If a condom broke during sex, it’s possible that bodily fluid entered into the anus or vagina. If this is the case, it’s possible that an STD was spread in the process. if you’re uncertain of your partner’s STD status, go get an STD screening done.
Question 4: Do You Have Any of the Following Symptoms?
STDS or STIs (sexually transmitted infections) are very difficult to diagnose because symptoms may not be present. Even if the other person looks clean (there’s no warts, blisters, rashes, etc.), this doesn’t mean they don’t have an STD.
Symptoms often do not present themselves, and that makes an STD quiz based on symptoms alone less viable.
With that said, you may have an STD if you have the following symptoms:

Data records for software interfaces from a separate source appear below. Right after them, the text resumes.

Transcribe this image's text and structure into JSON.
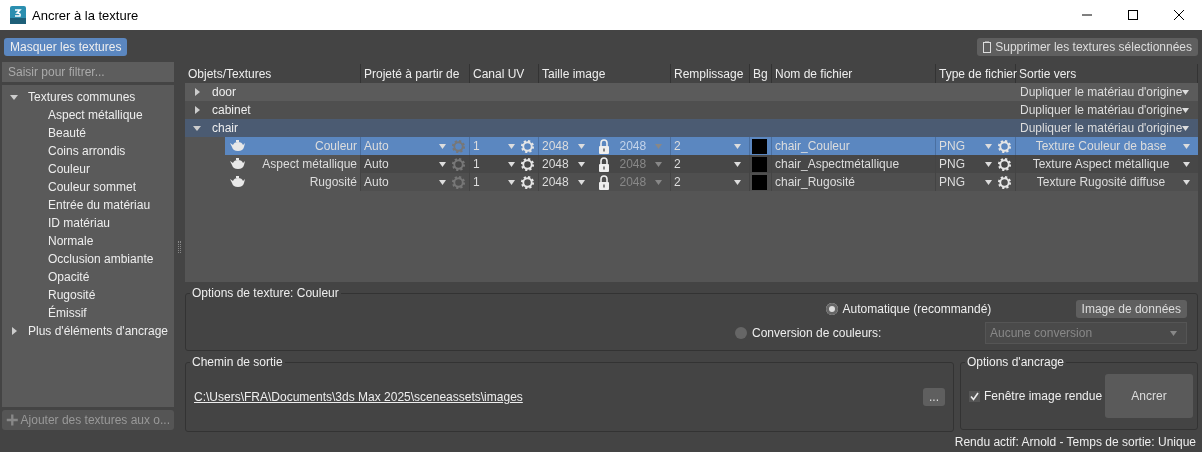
{
  "window": {
    "title": "Ancrer à la texture"
  },
  "toolbar": {
    "hide_button": "Masquer les textures",
    "remove_button": "Supprimer les textures sélectionnées"
  },
  "sidebar": {
    "filter_placeholder": "Saisir pour filtrer...",
    "tree": [
      {
        "label": "Textures communes",
        "expanded": true,
        "children": [
          {
            "label": "Aspect métallique"
          },
          {
            "label": "Beauté"
          },
          {
            "label": "Coins arrondis"
          },
          {
            "label": "Couleur"
          },
          {
            "label": "Couleur sommet"
          },
          {
            "label": "Entrée du matériau"
          },
          {
            "label": "ID matériau"
          },
          {
            "label": "Normale"
          },
          {
            "label": "Occlusion ambiante"
          },
          {
            "label": "Opacité"
          },
          {
            "label": "Rugosité"
          },
          {
            "label": "Émissif"
          }
        ]
      },
      {
        "label": "Plus d'éléments d'ancrage",
        "expanded": false
      }
    ],
    "add_button": {
      "label": "Ajouter des textures aux o...",
      "disabled": true
    }
  },
  "table": {
    "columns": [
      "Objets/Textures",
      "Projeté à partir de",
      "Canal UV",
      "Taille image",
      "Remplissage",
      "Bg",
      "Nom de fichier",
      "Type de fichier",
      "Sortie vers"
    ],
    "rows": [
      {
        "name": "door",
        "expanded": false,
        "selected": false,
        "output": "Dupliquer le matériau d'origine",
        "children": []
      },
      {
        "name": "cabinet",
        "expanded": false,
        "selected": false,
        "output": "Dupliquer le matériau d'origine",
        "children": []
      },
      {
        "name": "chair",
        "expanded": true,
        "selected": true,
        "output": "Dupliquer le matériau d'origine",
        "children": [
          {
            "name": "Couleur",
            "selected": true,
            "projected": "Auto",
            "uv": "1",
            "size": "2048",
            "size_locked": "2048",
            "fill": "2",
            "color": "#000000",
            "filename": "chair_Couleur",
            "filetype": "PNG",
            "output": "Texture Couleur de base"
          },
          {
            "name": "Aspect métallique",
            "selected": false,
            "projected": "Auto",
            "uv": "1",
            "size": "2048",
            "size_locked": "2048",
            "fill": "2",
            "color": "#000000",
            "filename": "chair_Aspectmétallique",
            "filetype": "PNG",
            "output": "Texture Aspect métallique"
          },
          {
            "name": "Rugosité",
            "selected": false,
            "projected": "Auto",
            "uv": "1",
            "size": "2048",
            "size_locked": "2048",
            "fill": "2",
            "color": "#000000",
            "filename": "chair_Rugosité",
            "filetype": "PNG",
            "output": "Texture Rugosité diffuse"
          }
        ]
      }
    ]
  },
  "texture_options": {
    "title": "Options de texture: Couleur",
    "radios": [
      {
        "label": "Automatique (recommandé)",
        "selected": true
      },
      {
        "label": "Conversion de couleurs:",
        "selected": false
      }
    ],
    "data_button": "Image de données",
    "conversion": {
      "value": "Aucune conversion",
      "disabled": true
    }
  },
  "output_path": {
    "title": "Chemin de sortie",
    "path": "C:\\Users\\FRA\\Documents\\3ds Max 2025\\sceneassets\\images",
    "browse": "..."
  },
  "bake_options": {
    "title": "Options d'ancrage",
    "checkbox": {
      "label": "Fenêtre image rendue",
      "checked": true
    },
    "bake_button": "Ancrer"
  },
  "status_bar": "Rendu actif: Arnold - Temps de sortie: Unique"
}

Itching in the genital or anal area
Sores on the mouth, anus or genitals
Blisters on the mouth, anus or genitals
Burning during urination
Unusual vaginal or penial discharge
Unusual vaginal odors
Lower abdominal pain
Pain during intercourse
And if you have any of these symptoms, it may be an STD or STI, or it can be another medical condition. An STD screening is the only way to verify your STD status.
Question 5: Do You Have Unprotected Sex?
Unprotected sex is a big no-no. Even if you’re on the pill or sterile, you can still contract an STD. if you’ve had unprotected sex with a new partner or a partner that has intercourse with others, you’re at a heightened risk for an STD.
What to Do If You Might Have an STD
You’ve went through our STD quiz and you’ve answered yes to one or more of the questions listed, now it’s time to take action. Since symptoms may or may not occur, it’s important to have an STD screening performed.
Screenings are fast, easy and can be discreet.
An exam can be conducted in numerous ways, depending on the patient:
Physical exams can be done if symptoms are present, and this will lead to further exams in most cases.
Blood work is needed to test your blood for a variety of different diseases.
Discharge samples may be taken to narrow down the disease or infection.
Urine samples may be required.
Saliva or tissue samples may be needed and further examined.
Since there are dozens of STDs and STIs, it may take multiple screenings for a definite diagnosis. There are screenings that will test for a variety of the most common STDs, and this is recommended.
Doctors recommend getting screened every 90 days if you have multiple partners. There is also the chance of a sexual partner contracting a disease and passing it to you even if you believe you’re in a committed relationship.
Once the screening is completed, your doctor may conduct other tests to determine the severity of the disease. Treatments are available for most diseases that make them manageable or curable in some cases.
If you’ve tested positive for an STD, you should warn your partner and have him or her screened as well. Following treatment, you’ll be advised to undergo additional testing to ensure that you’ve responded to the treatment accordingly. Remember, even the best STD quiz should be followed up with a screening for a definite diagnosis.